Wheat harvest continues to show high yields and test weights in central, northern and Northwest Oklahoma as it nears completion.
Favorable weather has kept the harvest quick and relatively easy for producers as the state reaches 90% completion.
Mike Schulte, Oklahoma Wheat Commission executive director, said it has been one of the fastest harvests the state has seen in a long time.
“Given everything that is going on with (COVID-19) and those issues, it has just been one less thing that producers haven’t had to stress about,” Schulte said. “It has been kind of nice.”
Test weights in Northwest Oklahoma continue to impress with averages around 62 to 64 pounds per bushel. Normal test weight is 60 pounds per bushel.
Areas north and west of Enid are showing test weights around 64 pounds per bushel.
“We have had some incredible test weights as high as 66 and 67 pounds (per bushel),” Schulte said. “I have talked to a lot of producers in the state, and we have always had 63 and 64 pounds, but to have a 66 or 67, that’s kind of unheard of.”
Enterprise Grain President Brady Sidwell said the test weights this year have been “phenomenal.”
Yields have continued to be great as well, averaging from 45 to 65 bushels per acre.
However, your outlook on the harvest depends on what region you are in, Schulte said.
Due to a late freeze in south central and southwest Oklahoma April 15, those producer’s crops have not fared as well as the northern area of the state.
“Central and northern Oklahoma probably are going to have one of the best crops that they have had in a long time,” Schulte said. “But if you are in south central and southwest Oklahoma it is probably going to be one of the worst crops that you have had in history.”
Statewide, due to how the freeze impacted the southern part of the Oklahoma harvest and the loss of crops in the Panhandle and other areas of the state, this will be an average year for Oklahoma’s wheat harvest overall, he said.
Protein percentages in the wheat continue to be a concern for producers.
Protein numbers are ranging from about 8% to 15.5%, Schulte said.
Mills and bakeries typically look for about 12% protein, and factor in the size of the kernel. Kernel sizes have been good in Oklahoma due to high test weights.
“I would say it has been a really good (harvest) actually, other than protein,” Sidwell said. “Definitely, test weight and yield-wise things have been good, but proteins are a big component of quality and protein, on average, I would say has been lower.”
Schulte still is hoping the protein average in Oklahoma will be around 11%.

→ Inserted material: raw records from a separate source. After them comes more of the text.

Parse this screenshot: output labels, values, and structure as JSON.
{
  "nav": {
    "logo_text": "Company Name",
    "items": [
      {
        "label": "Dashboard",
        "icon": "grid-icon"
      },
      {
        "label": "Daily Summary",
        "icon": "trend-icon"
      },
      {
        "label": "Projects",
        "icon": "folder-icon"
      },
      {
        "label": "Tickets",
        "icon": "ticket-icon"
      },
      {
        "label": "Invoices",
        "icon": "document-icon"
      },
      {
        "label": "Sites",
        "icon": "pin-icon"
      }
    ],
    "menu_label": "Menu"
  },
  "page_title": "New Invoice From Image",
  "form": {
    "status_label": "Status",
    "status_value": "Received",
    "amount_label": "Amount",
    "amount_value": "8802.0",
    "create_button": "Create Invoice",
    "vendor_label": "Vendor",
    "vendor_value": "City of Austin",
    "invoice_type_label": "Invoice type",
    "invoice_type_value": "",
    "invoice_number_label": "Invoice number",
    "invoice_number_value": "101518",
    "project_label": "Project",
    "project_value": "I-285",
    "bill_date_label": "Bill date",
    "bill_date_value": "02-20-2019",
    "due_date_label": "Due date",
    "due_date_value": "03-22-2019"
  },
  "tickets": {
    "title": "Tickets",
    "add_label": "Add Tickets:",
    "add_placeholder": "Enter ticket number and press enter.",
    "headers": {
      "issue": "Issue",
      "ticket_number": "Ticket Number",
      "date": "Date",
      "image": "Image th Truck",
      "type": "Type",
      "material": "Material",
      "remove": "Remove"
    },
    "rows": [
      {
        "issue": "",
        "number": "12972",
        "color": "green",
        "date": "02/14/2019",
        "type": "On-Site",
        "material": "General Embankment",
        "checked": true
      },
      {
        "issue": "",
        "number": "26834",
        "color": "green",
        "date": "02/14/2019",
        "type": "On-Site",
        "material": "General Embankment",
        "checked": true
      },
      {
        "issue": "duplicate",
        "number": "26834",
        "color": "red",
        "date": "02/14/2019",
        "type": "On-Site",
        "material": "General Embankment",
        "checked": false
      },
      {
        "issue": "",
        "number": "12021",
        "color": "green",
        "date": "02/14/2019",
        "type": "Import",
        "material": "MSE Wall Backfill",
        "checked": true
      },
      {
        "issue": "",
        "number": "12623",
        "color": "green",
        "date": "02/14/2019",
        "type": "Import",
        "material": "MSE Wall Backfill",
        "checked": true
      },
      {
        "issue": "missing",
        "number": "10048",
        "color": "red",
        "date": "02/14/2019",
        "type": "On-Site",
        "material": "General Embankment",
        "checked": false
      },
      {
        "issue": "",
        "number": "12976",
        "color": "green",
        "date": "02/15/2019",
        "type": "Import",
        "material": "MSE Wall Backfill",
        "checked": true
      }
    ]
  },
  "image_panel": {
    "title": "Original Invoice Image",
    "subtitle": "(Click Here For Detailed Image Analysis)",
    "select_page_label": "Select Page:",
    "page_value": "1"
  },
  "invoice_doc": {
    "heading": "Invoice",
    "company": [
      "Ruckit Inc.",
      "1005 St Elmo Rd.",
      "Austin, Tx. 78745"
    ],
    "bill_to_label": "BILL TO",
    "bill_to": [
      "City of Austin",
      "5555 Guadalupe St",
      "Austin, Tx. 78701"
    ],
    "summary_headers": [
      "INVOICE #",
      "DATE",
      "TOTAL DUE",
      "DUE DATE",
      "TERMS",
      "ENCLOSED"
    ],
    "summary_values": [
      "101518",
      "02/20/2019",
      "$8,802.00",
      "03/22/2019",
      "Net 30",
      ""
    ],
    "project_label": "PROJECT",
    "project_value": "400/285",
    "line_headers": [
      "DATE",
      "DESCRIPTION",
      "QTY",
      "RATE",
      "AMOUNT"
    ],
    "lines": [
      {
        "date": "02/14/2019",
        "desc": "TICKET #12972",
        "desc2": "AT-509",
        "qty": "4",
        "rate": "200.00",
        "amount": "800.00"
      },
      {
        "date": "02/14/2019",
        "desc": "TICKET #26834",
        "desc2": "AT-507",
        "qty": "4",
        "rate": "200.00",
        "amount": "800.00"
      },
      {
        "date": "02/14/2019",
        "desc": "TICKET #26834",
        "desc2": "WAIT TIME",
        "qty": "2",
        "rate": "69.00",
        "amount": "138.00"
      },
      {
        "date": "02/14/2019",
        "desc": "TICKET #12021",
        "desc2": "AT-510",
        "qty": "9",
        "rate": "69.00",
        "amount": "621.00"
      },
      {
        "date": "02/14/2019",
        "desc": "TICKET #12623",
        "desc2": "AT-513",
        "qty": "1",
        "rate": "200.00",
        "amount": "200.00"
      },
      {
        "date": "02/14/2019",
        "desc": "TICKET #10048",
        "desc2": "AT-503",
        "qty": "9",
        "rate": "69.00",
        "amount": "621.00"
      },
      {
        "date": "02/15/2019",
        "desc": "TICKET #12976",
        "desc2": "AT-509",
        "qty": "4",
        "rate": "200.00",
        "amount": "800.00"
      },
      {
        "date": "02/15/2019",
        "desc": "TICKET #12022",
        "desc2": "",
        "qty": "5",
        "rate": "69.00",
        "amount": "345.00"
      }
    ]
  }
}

Even if Oklahoma meets its 11% protein goal, Schulte is expecting challenges in the wheat market, especially when it comes to exporting.
“We certainly have had our challenges the last two years when it comes to working into the export market,” Schulte said. “We had lost a lot of our market in the far east because we did not have trade agreements in place. However, in March, based on trade agreements that we are solving with China, we have seen export shipments moving now to the far East, and we know that they are interested in our product.”
However, there has been a 3% to 4% increase in domestic flour use since March. COVID-19 has forced more Americans to cook from home and avoid going out to eat, which is causing the wheat industry to see increases in flour sales similar to what would be seen during the holiday season.
“It is certainly challenging times right now trying to get things to market,” Schulte said. “But, we are hopeful that we will see better prices later in the year.”